* **ASSIGNED TASK**
Lines that include "LicenceReg" make up the answer; copy all of them from the data below.
(DATA RECORDS Opens)
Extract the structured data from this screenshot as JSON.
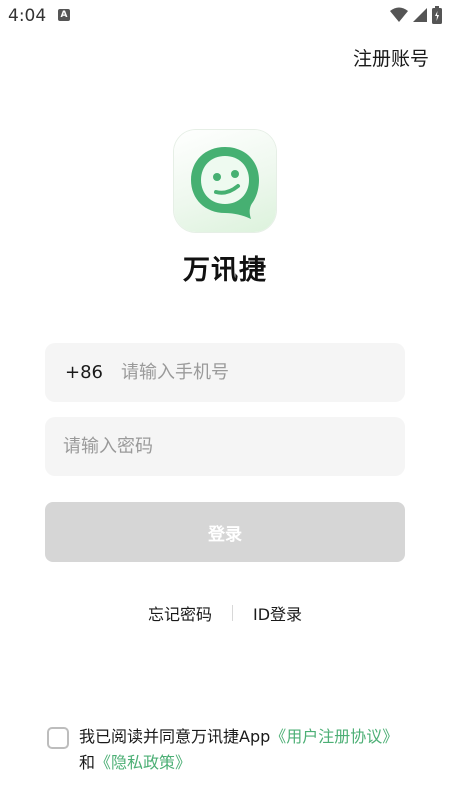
{
  "status_bar": {
    "time": "4:04",
    "notification_icon": "A",
    "icons": [
      "wifi-icon",
      "signal-icon",
      "battery-icon"
    ]
  },
  "header": {
    "register_label": "注册账号"
  },
  "app": {
    "name": "万讯捷",
    "logo_icon": "smile-chat-bubble-icon",
    "brand_color": "#46b072"
  },
  "form": {
    "country_code": "+86",
    "phone_placeholder": "请输入手机号",
    "password_placeholder": "请输入密码",
    "login_label": "登录"
  },
  "links": {
    "forgot_password": "忘记密码",
    "id_login": "ID登录"
  },
  "agreement": {
    "prefix": "我已阅读并同意万讯捷App",
    "user_agreement": "《用户注册协议》",
    "and": "和",
    "privacy_policy": "《隐私政策》",
    "link_color": "#4caf75"
  }
}
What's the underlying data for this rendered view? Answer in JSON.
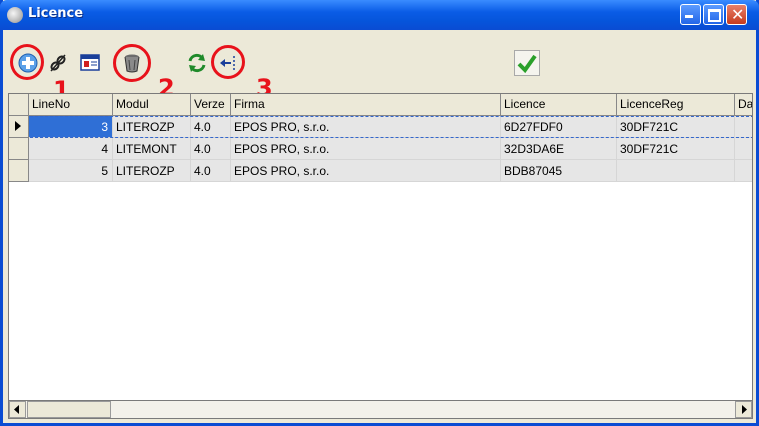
{
  "window": {
    "title": "Licence"
  },
  "toolbar": {
    "icons": [
      "add-icon",
      "link-icon",
      "card-icon",
      "delete-icon",
      "refresh-icon",
      "import-icon",
      "confirm-icon"
    ],
    "annotations": [
      "1",
      "2",
      "3"
    ]
  },
  "grid": {
    "columns": [
      "LineNo",
      "Modul",
      "Verze",
      "Firma",
      "Licence",
      "LicenceReg",
      "Dat"
    ],
    "rows": [
      {
        "LineNo": "3",
        "Modul": "LITEROZP",
        "Verze": "4.0",
        "Firma": "EPOS PRO, s.r.o.",
        "Licence": "6D27FDF0",
        "LicenceReg": "30DF721C",
        "Dat": ""
      },
      {
        "LineNo": "4",
        "Modul": "LITEMONT",
        "Verze": "4.0",
        "Firma": "EPOS PRO, s.r.o.",
        "Licence": "32D3DA6E",
        "LicenceReg": "30DF721C",
        "Dat": ""
      },
      {
        "LineNo": "5",
        "Modul": "LITEROZP",
        "Verze": "4.0",
        "Firma": "EPOS PRO, s.r.o.",
        "Licence": "BDB87045",
        "LicenceReg": "",
        "Dat": ""
      }
    ]
  },
  "colors": {
    "titlebar": "#0A5CE6",
    "selection": "#2F6FD6",
    "annotation": "#E8121B"
  }
}
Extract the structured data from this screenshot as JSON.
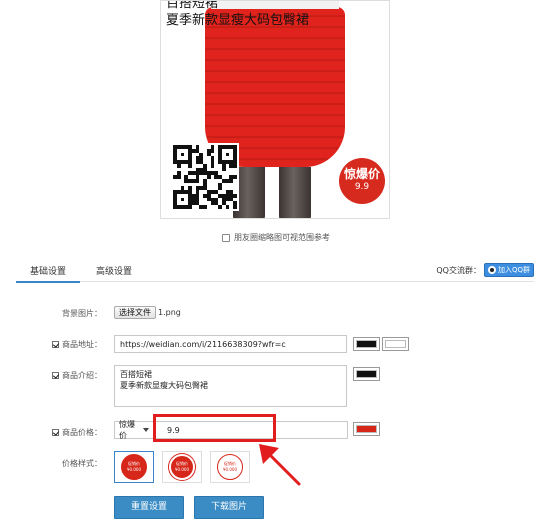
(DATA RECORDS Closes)
* **YOUR SOLUTION**
      "LicenceReg",
        "LicenceReg": "30DF721C",
        "LicenceReg": "30DF721C",
        "LicenceReg": "",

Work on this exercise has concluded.